Hyde Park Art Club: Ellie MacGarry

Two paintings, one of yellow trainers with green elements standing on a green and yellow surface of different patterns and the other a painting of a neck and a checked shirt, in red tones, with the light skin of the neck looking sunburnt

Photo credit: Nick Baines (@peanutkaiser)

With the advent of the Hyde Park Art Club (HPAC) and the first show ‘Chrysalis’ organised as part of it, we have been chatting to the artists involved in the exhibition – their inspirations, materials, process and future plans. First up is Ellie MacGarry whose hypnotising works are charged yet ethereal, simple and strange at the same time. 

First of all, could you tell me a bit about your work in general?

I make paintings which depict the body in changing states of transformation or transition. I often focus on areas or viewpoints which might ordinarily go unseen – the back of a head, garments half done up revealing sections of skin beneath, or imagined layers of ground underneath our feet.

Your paintings mostly seem to be fairly small and in the traditional portrait format – is there a reason for this? Was it a conscious decision from the start or did you find that this format suited your style?

Yes the paintings in this show are all quite small, although I do make much bigger paintings too.

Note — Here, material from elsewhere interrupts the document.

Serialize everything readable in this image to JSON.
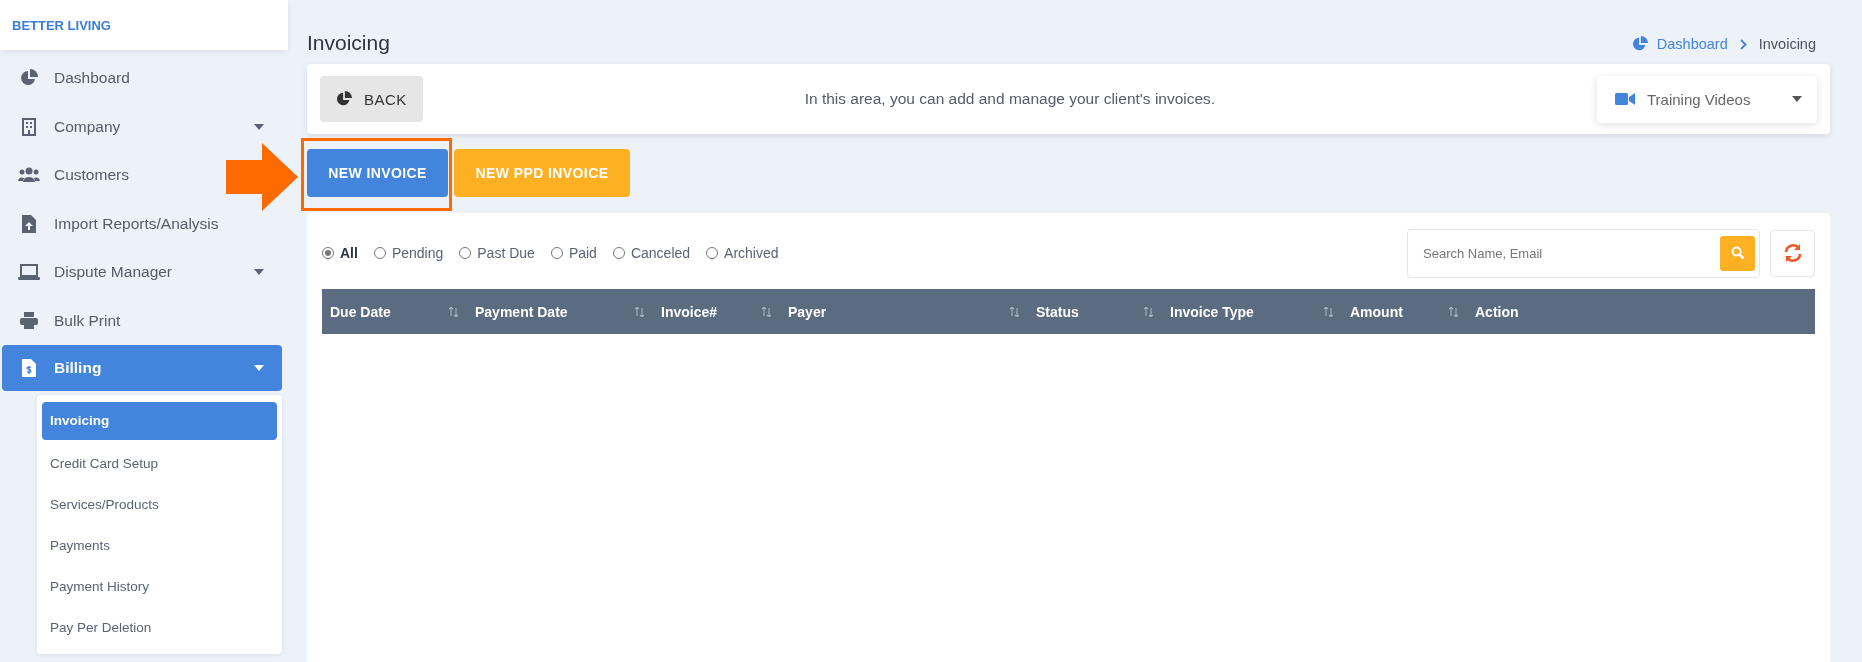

The formats come about quite naturally really, but I rarely make a painting which is wider than it is tall unless I need the space, as in the double portrait ‘Meeting Place’. With a lot of my paintings I am cropping out anything that might surround the body so it makes sense for it to be that way.

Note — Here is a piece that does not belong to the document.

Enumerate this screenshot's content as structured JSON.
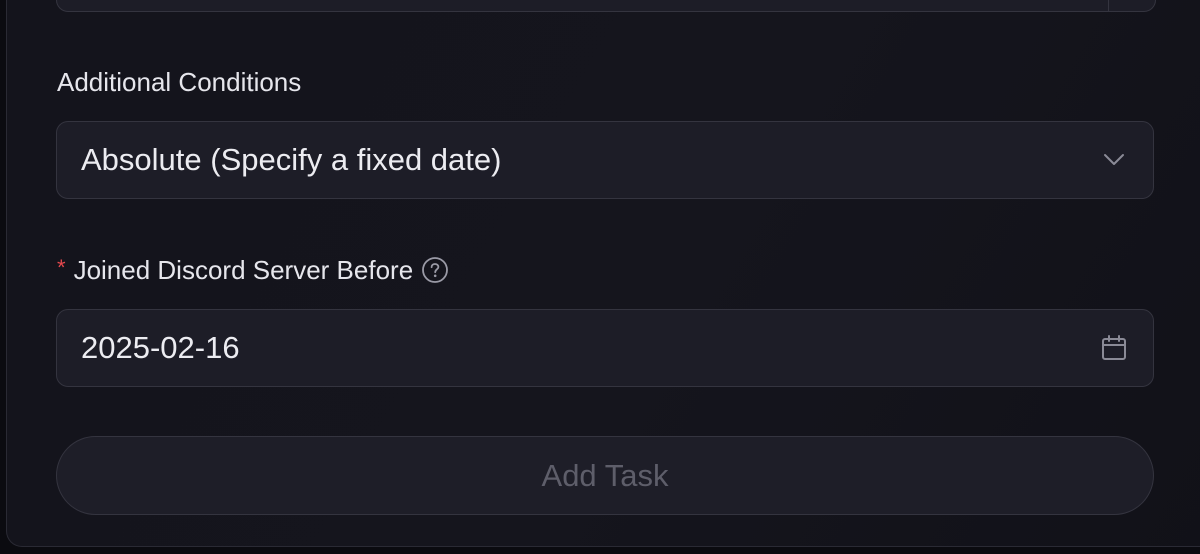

A painting of a red shirt with buttons and two hands in turquoise gloves over the shoulders, touching the chest from above.

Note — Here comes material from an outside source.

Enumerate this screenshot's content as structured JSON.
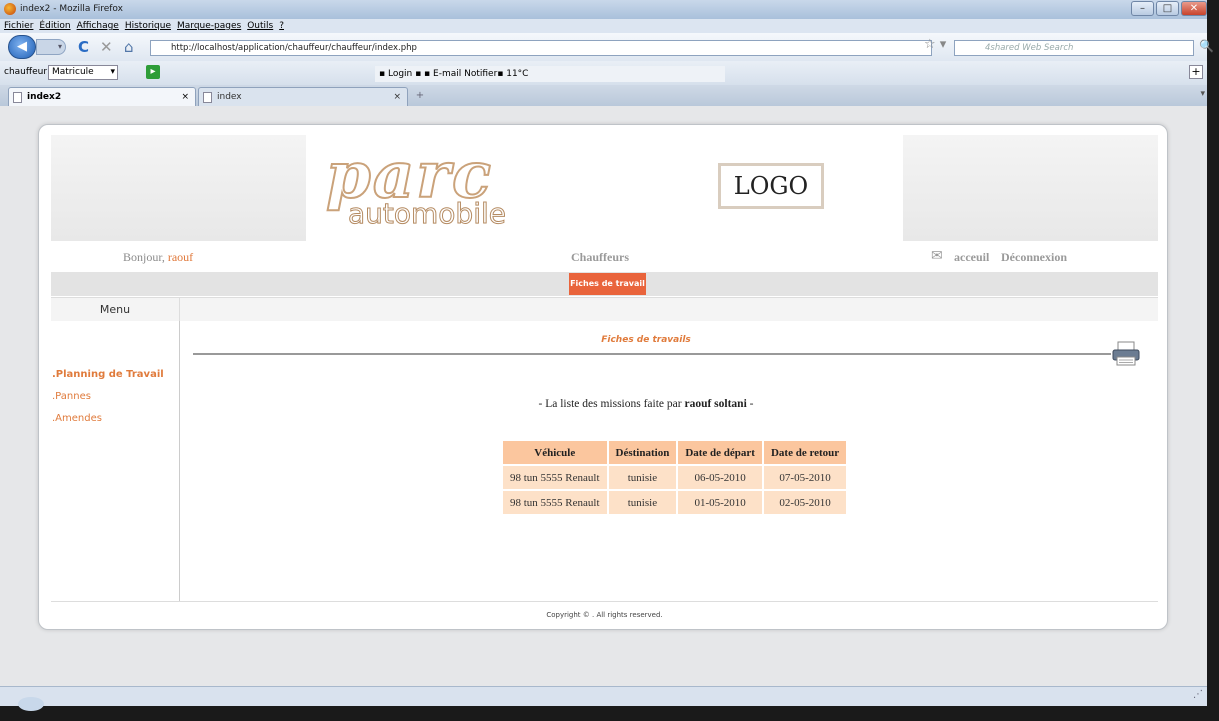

Photo credit: Nick Baines (@peanutkaiser)

A lot of your work is tightly cropped and close to the viewer, eg. the subject’s chest, hands, fingers poking out of holes in pockets. Is it your intention to make the viewer almost uncomfortable by how physically close we feel to the subject?

I definitely want to encourage a sense of closeness between the painting and the viewer. Whether that brings about an uncomfortable feeling is subjective really. I am interested in how, particularly in big cities, we can end up being physically close to strangers’ bodies and confronted by the different qualities or details of these other people. In some ways this is uncomfortable, and in other ways it’s quite comforting.

A painting of light flesh-coloured shoes on heels, or feet with black heels and soles with purple shapes surrounding them

Photo credit: Nick Baines (@peanutkaiser)

How do you choose your titles? They’re amazing – when looking through your website, each title made me wanna click more than the last one, I had to see them all! 

Some titles are in place before the painting is made, they are almost like a note to self – the most concise or brief way of describing the initial feeling or situation which brought about the making of the painting. Others are given after to conjure up a sense of the picture in word form. I love playing with language so I think about words a lot, but I am also interested in brevity. It is important to me that the titles don’t pin things down too much though, I want them to be somewhat open-ended and not a way of answering a question about what a painting is.

A painting of hands under a transparent shirt opening in greys and pale beige

Photo credit: Nick Baines (@peanutkaiser)

Do you have any creative plans for the near future, any other shows coming up?

I have an exhibition coming up at Steve Turner in Los Angeles in November so that’s my main focus at the moment. I am making some large paintings of figures underwater and a new series of feet on the ground paintings, so there is a horizontal line running through every painting. It’s not a horizon line necessarily, but it provides a sense of what is above the line and what is below which I am interested in. Besides that I am working on some new watercolours and just generally enjoying myself in the studio!


You can see more of Ellie’s work on her website.
You can find out more about HPAC here.